Game of Cards
I want to make a special shoutout to Game of Cards, which ended up being my absolute favorite part of Evoland 2. This year I’m asking Santa for a standalone Game of Cards title. I’m not even joking.
Game of Cards is a minigame in Evoland 2. Players seek to defeat their opponent by reducing their hearts to zero. Strategy comes into play in how you balance offense and defense, how you react to your opponent’s cards, and in how you manage your mana (without it, you can’t play any cards).
As Kuro explores the world, he can challenge the NPCs he encounters, and if he wins, he’s awarded a new card for his deck. Collect all 60 to be the Game of Cards Grand High Champion of the Universe and Beyond. Okay, that’s not the official title given by the game, but I’m still going to put it on my business cards.
Areas for Improvement
Honestly, I’ve enjoyed my time with Evoland so much that I’ve had to really rack my brain to come up with problems in the game. Eventually, I did settle on two aspects that would’ve made my experience a little smoother.
Firstly, aside from the glowing blue save circles that appear in key areas, there is no way to manually save your game. This leaves you relying on the autosave feature, which can be an uncomfortable exercise in trust for those who have been burned before. Evoland‘s never failed me, but I’d be lying if I said I didn’t sometimes quit the game while crossing my fingers and chanting, “Please save! Please save! Please save!”

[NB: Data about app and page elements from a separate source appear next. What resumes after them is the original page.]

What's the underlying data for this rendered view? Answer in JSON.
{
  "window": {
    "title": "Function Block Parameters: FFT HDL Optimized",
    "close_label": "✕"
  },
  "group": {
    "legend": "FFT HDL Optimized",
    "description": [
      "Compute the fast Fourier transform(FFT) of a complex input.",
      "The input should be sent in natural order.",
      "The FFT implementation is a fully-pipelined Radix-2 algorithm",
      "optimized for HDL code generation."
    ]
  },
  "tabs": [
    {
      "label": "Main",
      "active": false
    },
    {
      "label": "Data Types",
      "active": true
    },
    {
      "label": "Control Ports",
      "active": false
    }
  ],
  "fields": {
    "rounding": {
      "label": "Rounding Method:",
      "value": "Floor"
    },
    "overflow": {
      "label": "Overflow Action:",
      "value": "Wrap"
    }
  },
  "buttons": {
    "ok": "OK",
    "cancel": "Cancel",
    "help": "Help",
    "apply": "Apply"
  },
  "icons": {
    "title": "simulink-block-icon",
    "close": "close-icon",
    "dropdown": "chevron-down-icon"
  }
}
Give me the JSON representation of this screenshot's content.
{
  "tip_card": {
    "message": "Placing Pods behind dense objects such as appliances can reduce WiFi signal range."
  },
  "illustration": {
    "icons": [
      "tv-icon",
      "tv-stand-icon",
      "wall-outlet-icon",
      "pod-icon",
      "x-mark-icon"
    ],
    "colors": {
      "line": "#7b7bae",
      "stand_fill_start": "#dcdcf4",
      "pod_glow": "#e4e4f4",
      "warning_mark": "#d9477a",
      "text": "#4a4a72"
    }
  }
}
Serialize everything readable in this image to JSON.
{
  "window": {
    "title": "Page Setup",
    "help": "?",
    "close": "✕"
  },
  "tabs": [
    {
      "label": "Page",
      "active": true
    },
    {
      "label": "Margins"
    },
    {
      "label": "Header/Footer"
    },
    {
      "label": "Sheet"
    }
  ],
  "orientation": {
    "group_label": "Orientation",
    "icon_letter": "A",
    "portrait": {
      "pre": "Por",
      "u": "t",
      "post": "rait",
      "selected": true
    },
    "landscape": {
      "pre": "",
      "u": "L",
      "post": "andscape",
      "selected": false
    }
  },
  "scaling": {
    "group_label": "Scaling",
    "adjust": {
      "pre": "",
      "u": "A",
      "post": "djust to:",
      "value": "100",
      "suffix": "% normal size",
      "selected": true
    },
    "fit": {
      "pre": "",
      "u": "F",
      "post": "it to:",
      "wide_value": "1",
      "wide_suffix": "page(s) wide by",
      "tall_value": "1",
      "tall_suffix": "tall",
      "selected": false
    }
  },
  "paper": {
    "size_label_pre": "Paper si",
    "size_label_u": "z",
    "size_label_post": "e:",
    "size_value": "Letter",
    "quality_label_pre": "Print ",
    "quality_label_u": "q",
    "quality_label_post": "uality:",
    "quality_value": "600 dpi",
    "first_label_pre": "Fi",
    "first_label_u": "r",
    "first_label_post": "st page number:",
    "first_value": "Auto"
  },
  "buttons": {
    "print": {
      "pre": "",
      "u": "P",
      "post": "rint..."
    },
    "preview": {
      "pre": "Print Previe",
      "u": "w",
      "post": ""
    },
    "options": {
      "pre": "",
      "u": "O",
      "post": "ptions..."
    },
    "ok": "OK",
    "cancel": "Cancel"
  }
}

The other issue is more minor. There’s a surprising amount of content in Evoland 2, and between all the side quests and collectibles, it can be difficult to remember everything you need to do. Thus the game would be well-served with a to-do list or quest log of some kind.
Graphics & Sound
Visually, Evoland 2 is a nostalgic treat. I never got tired of switching between the timelines and seeing the differences in the graphics. Everything is colorful and familiar with an attention to detail that makes it seem like a title that was made with love.
Likewise, the music is wonderful, and it’s reminiscent of the many games that served as inspiration. You’ll hear a bit of The Legend of Zelda here, a bit of Final Fantasy there, etc. The various themes are fun and catchy but without getting annoying after too much repetition. In fact, some of the pieces downright rock. The Ghost Forest theme (listen here) is my new jam.
Full disclosure: I seriously had so much fun with this title. I don’t often have time to replay games, but I will make time for Evoland. With its clever humor, puzzle challenges, and genre segments, this is a quality experience that should be good for many playthroughs.